The first week of October kind of felt like September. Now it feels like fall. It might have been something about how the air smelled this morning, or maybe it was the fact that I was able to wear an insulated flannel shirt until noon without breaking a sweat...either way, something felt the way that October is supposed to feel. The leaves are showing their first signs of changing color. The pastures are beginning to turn tan and dry and the wildflowers are all dying back. Tonight, we might even get a light frost out here in Bells Bend. If we do, it may mean bidding a fond farewell to the basil, flowers, tomatoes, and okra.
This week, we've been planting spinach in the hoop house, setting up the hoop house watering system, hoeing out the newly-sprouted weeds in the fall fields, moving our winter squash indoors to prevent it from getting to cold, thinning our greens and root plantings, fencing, and more. As the days get shorter, though, so do our workdays. The work load will lighten, but the to-do list will never shorten...it only gets longer, but that's life on the farm for you. We wouldn't trade it!
Sweet Dumpling or Acorn Winter Squash: Sweet Dumpling is yellow and green-striped and looks kind of like a mini-pumpkin, with sweet flavor. The Acorn Squash has more of a savory flavor. They are great roasted and halved. The seeds can be toasted like pumpkin seeds for a great snack.
Greens Mix: Use for salad or toss a handful in with a stir-fry or omelet!
Lettuce: Our first week of fall lettuce. Some of it has begun to bolt, or go to seed, so it may look taller than normal, but still has nice flavor.
Kale/Tatsoi/Radish/Turnip/Broccoli Raab Greens: Surprise greens this week! These are larger bunches, intended for cooking, but try them raw if you dare! Ask us if you're unsure of what you're getting or if you need cooking tips.
Onions: We’ll be giving out our bulb onions, which can be stored like garlic.

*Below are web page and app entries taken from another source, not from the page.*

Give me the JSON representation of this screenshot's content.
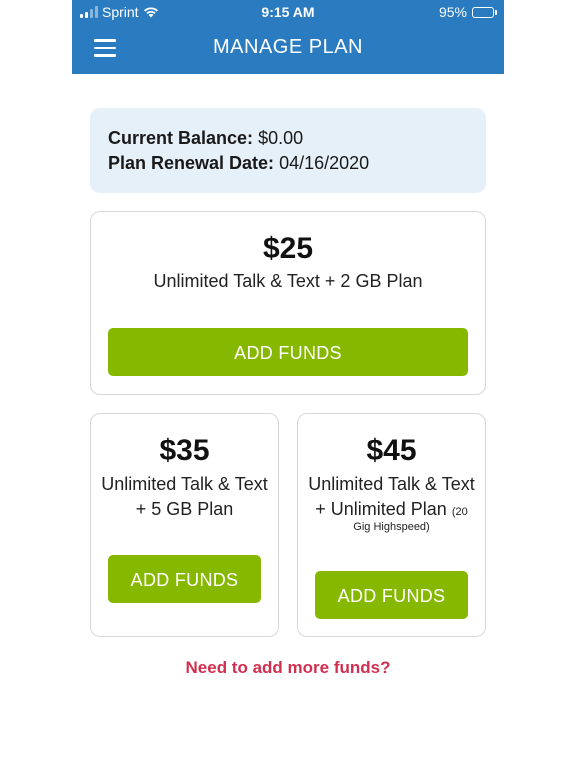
{
  "status_bar": {
    "carrier": "Sprint",
    "time": "9:15 AM",
    "battery": "95%",
    "battery_level": 0.95
  },
  "header": {
    "title": "MANAGE PLAN",
    "menu_icon": "hamburger-menu-icon"
  },
  "balance": {
    "balance_label": "Current Balance:",
    "balance_value": "$0.00",
    "renewal_label": "Plan Renewal Date:",
    "renewal_value": "04/16/2020"
  },
  "plans": [
    {
      "price": "$25",
      "desc_line1": "Unlimited Talk & Text + 2 GB Plan",
      "button": "ADD FUNDS"
    },
    {
      "price": "$35",
      "desc_line1": "Unlimited Talk & Text",
      "desc_line2": "+ 5 GB Plan",
      "button": "ADD FUNDS"
    },
    {
      "price": "$45",
      "desc_line1": "Unlimited Talk & Text",
      "desc_line2": "+ Unlimited Plan",
      "desc_small": "(20",
      "note": "Gig Highspeed)",
      "button": "ADD FUNDS"
    }
  ],
  "footer": {
    "more_funds_link": "Need to add more funds?"
  },
  "colors": {
    "header_blue": "#2a7bc0",
    "button_green": "#86b800",
    "link_red": "#d0304f",
    "balance_bg": "#e6f0f8"
  }
}
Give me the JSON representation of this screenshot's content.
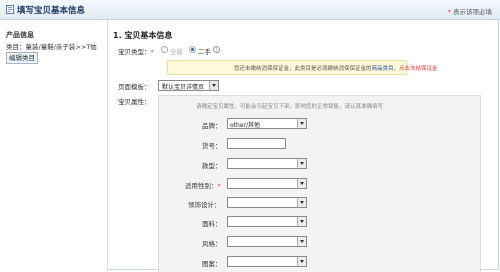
{
  "header": {
    "title": "填写宝贝基本信息",
    "required_note": "表示该项必填",
    "required_star": "*"
  },
  "sidebar": {
    "heading": "产品信息",
    "category_path": "类目：童装/童鞋/亲子装>>T恤",
    "edit_button": "编辑类目"
  },
  "form": {
    "section_title": "1. 宝贝基本信息",
    "item_type": {
      "label": "宝贝类型：",
      "star": "*",
      "options": [
        "全新",
        "二手"
      ],
      "selected": "二手"
    },
    "notice": {
      "text": "您还未缴纳消保保证金，此类目是必须缴纳消保保证金的",
      "link_text": "商品类目",
      "sep": "，",
      "action_text": "点击冻结保证金"
    },
    "template": {
      "label": "页面模板：",
      "value": "默认宝贝详情页"
    },
    "attrs_label": "宝贝属性：",
    "attr_hint": "请确定宝贝属性，可能会引起宝贝下架，影响您的正常销售，请认真准确填写",
    "attributes": [
      {
        "label": "品牌：",
        "value": "other/其他",
        "type": "select",
        "required": false
      },
      {
        "label": "货号：",
        "value": "",
        "type": "text",
        "required": false
      },
      {
        "label": "款型：",
        "value": "",
        "type": "select",
        "required": false
      },
      {
        "label": "适用性别：",
        "value": "",
        "type": "select",
        "required": true
      },
      {
        "label": "领饰设计：",
        "value": "",
        "type": "select",
        "required": false
      },
      {
        "label": "面料：",
        "value": "",
        "type": "select",
        "required": false
      },
      {
        "label": "风格：",
        "value": "",
        "type": "select",
        "required": false
      },
      {
        "label": "图案：",
        "value": "",
        "type": "select",
        "required": false
      }
    ]
  },
  "colors": {
    "accent": "#1e4fa3",
    "required": "#e4393c",
    "notice_bg": "#fff9d9",
    "panel_bg": "#f3f3f3"
  }
}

Peppers: These sweet peppers will either be the bell shape that most people are used to or the "bull nose" shape, which are longer and used just the same. Stuff and bake them, eat them in salads, cut them into long pieces for dipping, pickle them, etc. We have greens, reds, oranges, etc.Okra: This southern crop is delicious and underappreciated by many. A favorite way to cook it is to slice pods in half, toss with salt and spices and oil, and roast in the oven. We grow "Red Burgundy", "Hill Country Red", "Clemson Spineless", and "Star of David". Try boiling, pickling, stirfrying, etc.
Green Tomatoes: Now is the time for your fried green tomato, green tomato pie, pickled green tomato, or green tomato marmalade recipes. These will sometimes ripen if left in a sunny windowsill for a few days.
Potatoes: It has been a while since you've gotten these, and we think it might be time to bring them out again. Bake 'em, fry 'em, saute 'em, or mash 'em.
Okra: You're not tired of okra yet, are you?! In a week (?), it will likely stop producing, so enjoy it while you can!
Hot Chili Peppers: We will not include these in our boxes, so be sure to let us know if you want some. We have red serranos and both green and red (ripe) jalapenos.
Basil: The basil has been struggling with the cool/wet weather, but hopefully we'll have some for you. It is the classic summer herb! Goes great with tomatoes. Blend up with garlic, nuts, and oil to make pesto. To maintain freshness for longer, store at room temperature in a jar with an inch of water in the bottom.